  1. A tight elastic band known as a tourniquet is placed around your forearm.
  2. The nurse or phlebotomist will touch around the crook of your arm to select the best vein.
  3. The skin will be cleansed with an alcohol swab or other cleaning method.
  4. A needle connected to a special tube or syringe will be inserted into the vein to collect blood. You may feel a little prick but generally not any undue pain.
  5. Once enough blood is obtained, the tourniquet is released and the needle is removed.
  6. Gentle pressure is applied with a piece of gauze to prevent further bleeding.
  7. The puncture wound is bandaged.

After the Test

After the test, you may be asked to sit for a minute or two to see whether you feel dizzy or faint. If you do, let the nurse or phlebotomist know. Otherwise, you are free to go and can drive yourself home.

There may be bruising and pain at the puncture site which usually resolve on their own without treatment. In some cases, a pocket of blood called a hematoma may form, which tends to look worse than it actually is.

To help ease pain and bruising, you can apply an ice pack for 15 to 20 minutes several times a day for the first 24 hours. For the next 24 hours, use a warm, moist compress for 15 to 20 minutes several times a day to improve blood flow and reduce inflammation.

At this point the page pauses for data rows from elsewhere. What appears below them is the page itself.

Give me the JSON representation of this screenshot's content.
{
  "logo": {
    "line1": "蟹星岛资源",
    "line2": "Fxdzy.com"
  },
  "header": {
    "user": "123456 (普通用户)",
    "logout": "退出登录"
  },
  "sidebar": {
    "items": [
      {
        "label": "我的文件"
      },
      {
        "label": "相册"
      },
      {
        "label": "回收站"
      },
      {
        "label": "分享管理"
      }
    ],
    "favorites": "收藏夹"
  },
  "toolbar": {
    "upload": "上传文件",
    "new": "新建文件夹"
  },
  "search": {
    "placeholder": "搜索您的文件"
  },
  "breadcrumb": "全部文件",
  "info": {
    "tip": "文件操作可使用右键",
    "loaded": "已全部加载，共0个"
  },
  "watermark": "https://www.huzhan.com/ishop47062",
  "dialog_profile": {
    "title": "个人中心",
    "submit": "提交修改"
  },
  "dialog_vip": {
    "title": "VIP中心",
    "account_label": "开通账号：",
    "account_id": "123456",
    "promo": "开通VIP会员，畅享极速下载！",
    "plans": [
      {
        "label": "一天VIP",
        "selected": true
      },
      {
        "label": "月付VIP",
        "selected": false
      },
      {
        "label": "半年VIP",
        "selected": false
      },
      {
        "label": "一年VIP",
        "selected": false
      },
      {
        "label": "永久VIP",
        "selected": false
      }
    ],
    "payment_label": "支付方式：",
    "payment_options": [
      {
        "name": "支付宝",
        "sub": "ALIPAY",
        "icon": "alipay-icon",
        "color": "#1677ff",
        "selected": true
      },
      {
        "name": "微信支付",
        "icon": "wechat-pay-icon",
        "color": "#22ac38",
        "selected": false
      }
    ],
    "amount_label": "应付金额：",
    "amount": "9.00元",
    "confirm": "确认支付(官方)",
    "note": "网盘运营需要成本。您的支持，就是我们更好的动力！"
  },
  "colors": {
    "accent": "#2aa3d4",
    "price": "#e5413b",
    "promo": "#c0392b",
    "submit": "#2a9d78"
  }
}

Infections are extremely rare. Even so, call your healthcare provider immediately if you have signs of an infection, including fever, chills, a pus-like discharge, and increasing pain, redness, or swelling at the puncture site.

Interpreting the Results 

The C3 complement test is measured in milligram per deciliter (mg/dL). The results are based on a reference range of values. Anything above the reference range is considered high and anything below the reference range is considered low.

High values are sometimes marked on the lab report as "high" or "H." Similarly, low values may be marked as "low" or "L."

The normal reference range for a C3 complement test is between 88 and 201 mg/dL.

There are many different reasons why C3 protein values may be low or high.

Low C3 values can occur with:

High C3 values can occur with:

If C3 values are abnormally high or low, additional tests or procedures may be ordered to narrow or confirm the suspected cause.


A C3 complement test is used to measure a protein called C3 which is part of the body's immune response. High or low values may indicate medical problems ranging from autoimmune diseases and immune disorders to infections and chronic kidney or liver disease.

The test involves a simple blood draw, the results of which are interpreted with other tests to narrow the possible causes. If an abnormal result is returned, additional tests may be ordered.

A Word From Verywell

It is important to remember that a C3 complement test cannot diagnose any disease or condition on its own. If you receive an abnormally high or low value, don't panic or jump to any conclusions. Simply ask your healthcare provider what the results may mean and why other tests may be needed.

By understanding what the findings mean (and don't mean), you can make more informed judgments about your health.

Frequently Asked Questions

  • What is the function of C3?

    C3 enhances the action of antibodies and other immune cells that target and kill disease-causing organisms, but it doesn't work alone. C3 is one of more than 30 different proteins that make up the complementary immune system.

  • What causes low C3 complement levels?

    Many different diseases and medical conditions can cause C3 levels to drop, including autoimmune diseases, liver disease, kidney disease, and inherited disorders like hemolytic anemia and C3 deficiency.

2 Sources
Verywell Health uses only high-quality sources, including peer-reviewed studies, to support the facts within our articles. Read our editorial process to learn more about how we fact-check and keep our content accurate, reliable, and trustworthy.
  1. Nilsson B, Ekdahl KN. Complement diagnostics: concepts, indications, and practical guidelines. Clin Dev Immunol. 2012;2012:962702. doi:10.1155/2012/962702

  2. MedlinePlus. Complement component C3.

By Heidi Moawad, MD
Heidi Moawad is a neurologist and expert in the field of brain health and neurological disorders. Dr. Moawad regularly writes and edits health and career content for medical books and publications.